New Moon: January 1
First Quarter: January 7
Full Moon: January 15 (Full Wolf Moon)
Last Quarter: January 23
New Moon: January 30
New Moon at perigee (356,923 km), coastal areas will expect high tides
Quadrantid meteor shower peaks (up to 100 meteors seen per hour!)
Earth at perihelion (closest to the Sun) at a distance of 0.983 AU or 147,104,781 km
Jupiter at opposition!!
Venus at inferior conjunction (in between the Sun and the Earth)
Royal Astronomical Society of Canada (Edmonton Centre) meeting.
Time: 7:30 pm - 9:30 pm in the Margaret Zeidler Star Theatre.
Free for anyone to attend.
Jupiter 4.9 degrees N of the Moon
Moon at apogee (406,532 km from Earth); smallest Full Moon of 2014
Saturn about 1 degree N of the Moon
Mercury at it greatest eastern elongation (18.4 degrees E of Sun)
Mercury slowly begins to appear along the southwestern horizon after sunset by around January 21, gaining elevation for the rest of the month and becoming easier to spot. Look for Mercury just to the south of the very slim waxing crescent Moon (1.3 day-old Moon) on the evening of January 31.
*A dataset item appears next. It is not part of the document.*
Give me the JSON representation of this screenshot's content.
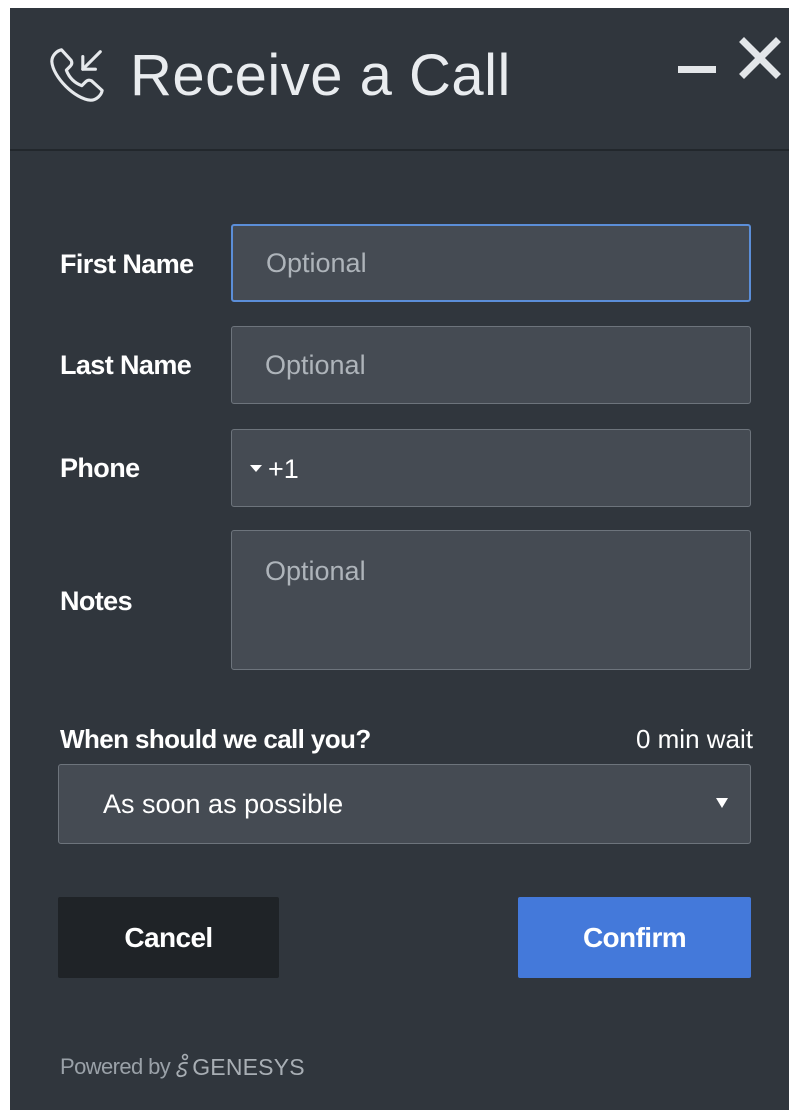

Venus starts the month shining brilliantly low along the southwestern horizon after sunset but then sinks into the glare of the setting Sun and is lost from view. On January 11 Venus will be at inferior conjunction and by mid-month look for Venus to emerge out the Sun’s rising glare in the northeastern predawn sky. For the rest of the month Venus continues to gain elevation in our predawn sky from day to day along the eastern horizon. On January 2 look for Venus below the slim waxing crescent Moon along the southwestern horizon just after sunset. The waning crescent Moon passes just south of Venus during the predawn hours of January 28.
Mars is found within the constellation of Virgo this month and can be seen just above the bright star Spica. Look for Mars above the waning gibbous Moon on the mornings of January 22 and 23. As you continue to watch Mars, look for it brightening in our sky as it makes its way to opposition on April 8 and its closest distance to Earth on April 14.
Jupiter rises along the northeastern horizon around sunset and is visible all night long moving westward as the night progresses. Jupiter is located in the constellation of Gemini, the twins, and is highest in the sky near local midnight as Jupiter will be at opposition on January 5. This month provides the best viewing opportunity this year to look at this planet through a telescope. On the evening of January 15 see a close gathering of the planet Jupiter with the waxing gibbous Moon.
Saturn rises in the east-southeast a little after 4:00 a.m. local time and then moves higher in the sky until it sits almost due south at sunrise. Saturn is found within the constellation boundaries of Libra, the scales, and is found just to the east of the bright star Spica of the constellation of Virgo, the maiden. Look for Saturn about 1 degree above the waning crescent Moon on the morning of January 25.